- _Records shown_:
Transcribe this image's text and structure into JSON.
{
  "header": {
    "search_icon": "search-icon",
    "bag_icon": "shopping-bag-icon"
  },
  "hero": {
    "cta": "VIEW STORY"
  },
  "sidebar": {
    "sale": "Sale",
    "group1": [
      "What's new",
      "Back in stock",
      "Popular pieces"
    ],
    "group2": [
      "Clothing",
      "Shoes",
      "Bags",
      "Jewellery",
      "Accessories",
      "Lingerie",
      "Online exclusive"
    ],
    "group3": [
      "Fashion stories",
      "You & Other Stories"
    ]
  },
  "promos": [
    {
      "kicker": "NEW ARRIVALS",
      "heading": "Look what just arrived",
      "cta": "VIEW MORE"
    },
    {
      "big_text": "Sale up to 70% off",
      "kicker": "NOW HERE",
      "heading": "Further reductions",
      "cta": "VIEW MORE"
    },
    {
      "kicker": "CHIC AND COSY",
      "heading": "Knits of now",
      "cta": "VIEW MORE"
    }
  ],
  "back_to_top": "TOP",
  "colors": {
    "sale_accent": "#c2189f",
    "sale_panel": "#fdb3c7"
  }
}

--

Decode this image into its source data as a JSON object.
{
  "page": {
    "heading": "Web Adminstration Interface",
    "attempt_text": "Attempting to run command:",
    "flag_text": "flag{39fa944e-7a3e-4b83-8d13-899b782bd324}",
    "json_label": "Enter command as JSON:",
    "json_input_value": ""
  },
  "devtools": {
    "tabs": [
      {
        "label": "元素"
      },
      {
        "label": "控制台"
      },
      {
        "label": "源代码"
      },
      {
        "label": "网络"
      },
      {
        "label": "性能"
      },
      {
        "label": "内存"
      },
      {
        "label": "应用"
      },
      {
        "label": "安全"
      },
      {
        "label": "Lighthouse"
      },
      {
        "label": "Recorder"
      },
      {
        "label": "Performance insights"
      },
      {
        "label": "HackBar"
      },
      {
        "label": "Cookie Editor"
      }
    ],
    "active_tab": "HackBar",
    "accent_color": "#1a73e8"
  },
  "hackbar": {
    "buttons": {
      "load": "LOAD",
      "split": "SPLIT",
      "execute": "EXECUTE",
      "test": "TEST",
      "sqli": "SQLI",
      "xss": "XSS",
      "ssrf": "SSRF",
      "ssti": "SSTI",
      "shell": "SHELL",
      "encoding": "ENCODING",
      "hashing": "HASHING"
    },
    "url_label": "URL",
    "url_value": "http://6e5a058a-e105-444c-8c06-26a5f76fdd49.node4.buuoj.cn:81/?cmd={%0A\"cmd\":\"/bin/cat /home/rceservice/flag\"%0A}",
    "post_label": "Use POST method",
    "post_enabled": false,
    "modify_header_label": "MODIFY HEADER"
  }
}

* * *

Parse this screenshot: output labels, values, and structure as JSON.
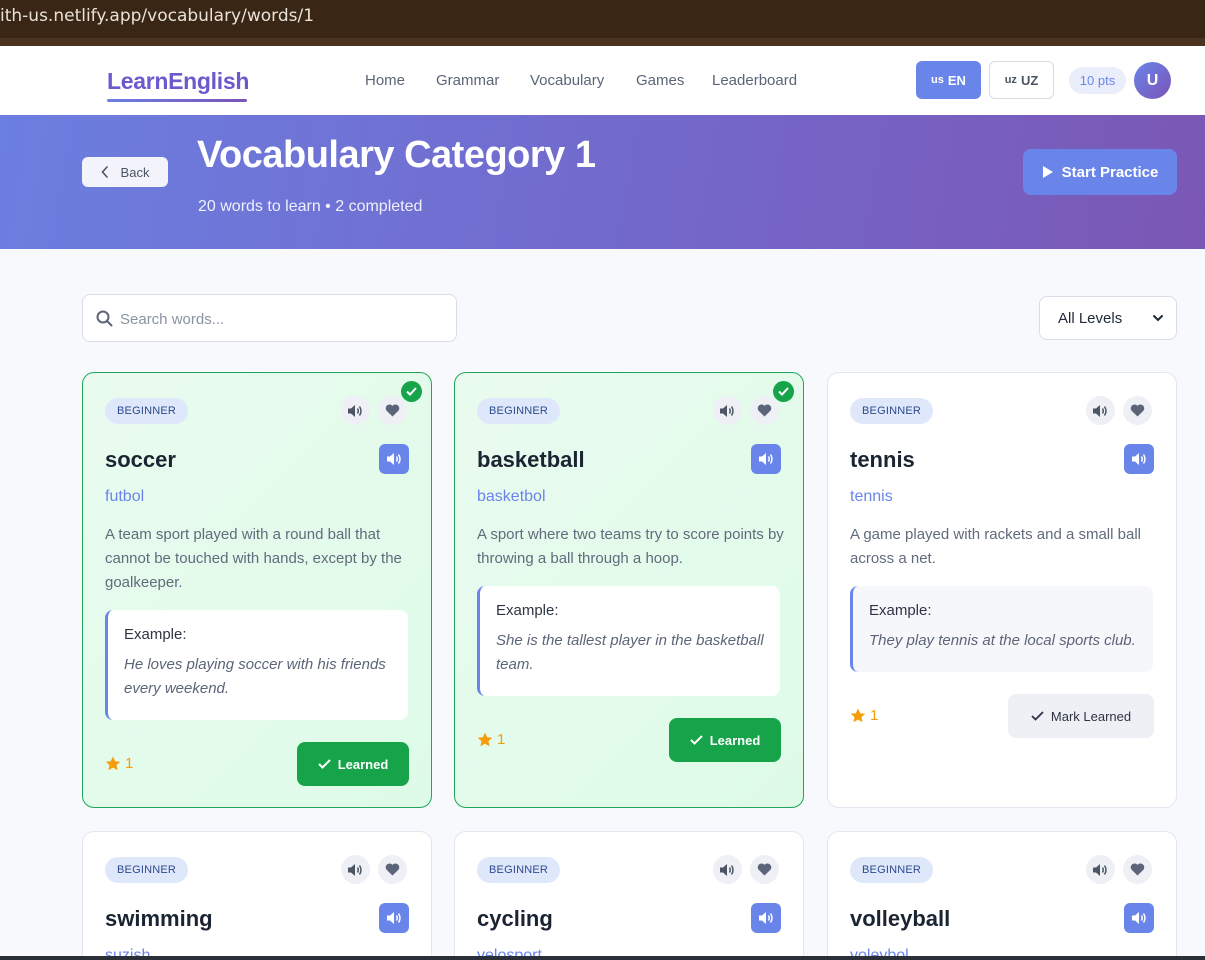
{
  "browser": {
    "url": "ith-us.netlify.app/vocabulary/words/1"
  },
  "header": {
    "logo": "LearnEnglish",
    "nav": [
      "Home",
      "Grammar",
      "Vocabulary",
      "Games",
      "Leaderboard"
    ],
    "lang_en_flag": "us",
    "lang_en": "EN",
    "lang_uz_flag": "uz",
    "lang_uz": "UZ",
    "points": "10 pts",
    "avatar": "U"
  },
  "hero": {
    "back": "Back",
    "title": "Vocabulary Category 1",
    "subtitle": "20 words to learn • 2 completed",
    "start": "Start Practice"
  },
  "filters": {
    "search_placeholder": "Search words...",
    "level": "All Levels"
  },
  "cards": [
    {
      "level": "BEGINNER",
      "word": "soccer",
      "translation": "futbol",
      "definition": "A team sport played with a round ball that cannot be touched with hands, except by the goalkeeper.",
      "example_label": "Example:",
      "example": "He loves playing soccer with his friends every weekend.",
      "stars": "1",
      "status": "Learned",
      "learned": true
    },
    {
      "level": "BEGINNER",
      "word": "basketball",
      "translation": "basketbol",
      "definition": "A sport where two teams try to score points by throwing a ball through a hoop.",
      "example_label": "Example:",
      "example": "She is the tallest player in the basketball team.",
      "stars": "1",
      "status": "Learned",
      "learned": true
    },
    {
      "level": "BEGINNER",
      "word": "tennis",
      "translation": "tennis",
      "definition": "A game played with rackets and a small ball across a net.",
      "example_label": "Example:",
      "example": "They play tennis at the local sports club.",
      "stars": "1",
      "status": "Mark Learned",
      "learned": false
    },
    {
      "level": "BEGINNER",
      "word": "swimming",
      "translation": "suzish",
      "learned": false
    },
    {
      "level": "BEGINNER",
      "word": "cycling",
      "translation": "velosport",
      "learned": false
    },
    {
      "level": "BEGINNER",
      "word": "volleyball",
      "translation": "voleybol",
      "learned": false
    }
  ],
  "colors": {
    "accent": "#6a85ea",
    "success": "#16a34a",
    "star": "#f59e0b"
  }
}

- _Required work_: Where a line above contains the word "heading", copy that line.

- _The answer_:
      "heading": "Look what just arrived",
      "heading": "Further reductions",
      "heading": "Knits of now",
    "heading": "Web Adminstration Interface",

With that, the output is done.